● Your goal
Would you please output the records exactly as they appear below?

● Records for the exercise
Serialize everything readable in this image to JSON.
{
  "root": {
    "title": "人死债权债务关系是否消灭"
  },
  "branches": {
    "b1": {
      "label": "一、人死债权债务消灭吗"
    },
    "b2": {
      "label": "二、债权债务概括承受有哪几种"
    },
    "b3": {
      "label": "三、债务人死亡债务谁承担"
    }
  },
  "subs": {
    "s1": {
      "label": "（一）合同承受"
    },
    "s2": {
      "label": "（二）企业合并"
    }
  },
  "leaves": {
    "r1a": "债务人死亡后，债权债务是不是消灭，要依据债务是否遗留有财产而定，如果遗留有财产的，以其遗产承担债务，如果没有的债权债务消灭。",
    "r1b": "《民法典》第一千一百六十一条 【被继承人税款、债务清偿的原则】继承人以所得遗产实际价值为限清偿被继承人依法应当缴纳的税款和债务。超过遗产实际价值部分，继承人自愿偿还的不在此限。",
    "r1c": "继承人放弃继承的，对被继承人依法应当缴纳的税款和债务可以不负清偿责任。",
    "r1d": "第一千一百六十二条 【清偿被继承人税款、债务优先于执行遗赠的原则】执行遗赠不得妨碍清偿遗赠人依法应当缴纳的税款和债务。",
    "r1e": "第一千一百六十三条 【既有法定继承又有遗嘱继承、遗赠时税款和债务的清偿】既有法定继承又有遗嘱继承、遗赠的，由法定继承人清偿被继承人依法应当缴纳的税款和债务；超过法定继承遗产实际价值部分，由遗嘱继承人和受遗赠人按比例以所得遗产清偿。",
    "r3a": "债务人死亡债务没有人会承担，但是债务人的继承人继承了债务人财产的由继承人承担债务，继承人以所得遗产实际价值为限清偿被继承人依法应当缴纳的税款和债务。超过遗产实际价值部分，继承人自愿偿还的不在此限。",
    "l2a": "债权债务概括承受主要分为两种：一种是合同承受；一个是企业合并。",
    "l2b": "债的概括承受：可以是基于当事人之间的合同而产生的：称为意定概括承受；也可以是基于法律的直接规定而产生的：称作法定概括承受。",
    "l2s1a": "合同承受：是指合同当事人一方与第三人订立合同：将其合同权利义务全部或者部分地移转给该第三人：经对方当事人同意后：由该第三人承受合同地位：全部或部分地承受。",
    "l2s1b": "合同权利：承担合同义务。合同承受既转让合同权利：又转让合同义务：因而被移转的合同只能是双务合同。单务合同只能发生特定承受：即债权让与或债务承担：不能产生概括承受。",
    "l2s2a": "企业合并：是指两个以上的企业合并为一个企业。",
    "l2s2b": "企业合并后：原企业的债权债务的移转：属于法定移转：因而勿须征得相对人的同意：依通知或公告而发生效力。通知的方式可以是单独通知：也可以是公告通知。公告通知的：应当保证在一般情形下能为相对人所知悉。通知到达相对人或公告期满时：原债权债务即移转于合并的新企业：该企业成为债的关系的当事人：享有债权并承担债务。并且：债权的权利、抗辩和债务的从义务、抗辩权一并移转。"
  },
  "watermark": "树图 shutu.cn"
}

● Task result
Serialize everything readable in this image to JSON.
{
  "root": {
    "title": "人死债权债务关系是否消灭"
  },
  "branches": {
    "b1": {
      "label": "一、人死债权债务消灭吗"
    },
    "b2": {
      "label": "二、债权债务概括承受有哪几种"
    },
    "b3": {
      "label": "三、债务人死亡债务谁承担"
    }
  },
  "subs": {
    "s1": {
      "label": "（一）合同承受"
    },
    "s2": {
      "label": "（二）企业合并"
    }
  },
  "leaves": {
    "r1a": "债务人死亡后，债权债务是不是消灭，要依据债务是否遗留有财产而定，如果遗留有财产的，以其遗产承担债务，如果没有的债权债务消灭。",
    "r1b": "《民法典》第一千一百六十一条 【被继承人税款、债务清偿的原则】继承人以所得遗产实际价值为限清偿被继承人依法应当缴纳的税款和债务。超过遗产实际价值部分，继承人自愿偿还的不在此限。",
    "r1c": "继承人放弃继承的，对被继承人依法应当缴纳的税款和债务可以不负清偿责任。",
    "r1d": "第一千一百六十二条 【清偿被继承人税款、债务优先于执行遗赠的原则】执行遗赠不得妨碍清偿遗赠人依法应当缴纳的税款和债务。",
    "r1e": "第一千一百六十三条 【既有法定继承又有遗嘱继承、遗赠时税款和债务的清偿】既有法定继承又有遗嘱继承、遗赠的，由法定继承人清偿被继承人依法应当缴纳的税款和债务；超过法定继承遗产实际价值部分，由遗嘱继承人和受遗赠人按比例以所得遗产清偿。",
    "r3a": "债务人死亡债务没有人会承担，但是债务人的继承人继承了债务人财产的由继承人承担债务，继承人以所得遗产实际价值为限清偿被继承人依法应当缴纳的税款和债务。超过遗产实际价值部分，继承人自愿偿还的不在此限。",
    "l2a": "债权债务概括承受主要分为两种：一种是合同承受；一个是企业合并。",
    "l2b": "债的概括承受：可以是基于当事人之间的合同而产生的：称为意定概括承受；也可以是基于法律的直接规定而产生的：称作法定概括承受。",
    "l2s1a": "合同承受：是指合同当事人一方与第三人订立合同：将其合同权利义务全部或者部分地移转给该第三人：经对方当事人同意后：由该第三人承受合同地位：全部或部分地承受。",
    "l2s1b": "合同权利：承担合同义务。合同承受既转让合同权利：又转让合同义务：因而被移转的合同只能是双务合同。单务合同只能发生特定承受：即债权让与或债务承担：不能产生概括承受。",
    "l2s2a": "企业合并：是指两个以上的企业合并为一个企业。",
    "l2s2b": "企业合并后：原企业的债权债务的移转：属于法定移转：因而勿须征得相对人的同意：依通知或公告而发生效力。通知的方式可以是单独通知：也可以是公告通知。公告通知的：应当保证在一般情形下能为相对人所知悉。通知到达相对人或公告期满时：原债权债务即移转于合并的新企业：该企业成为债的关系的当事人：享有债权并承担债务。并且：债权的权利、抗辩和债务的从义务、抗辩权一并移转。"
  },
  "watermark": "树图 shutu.cn"
}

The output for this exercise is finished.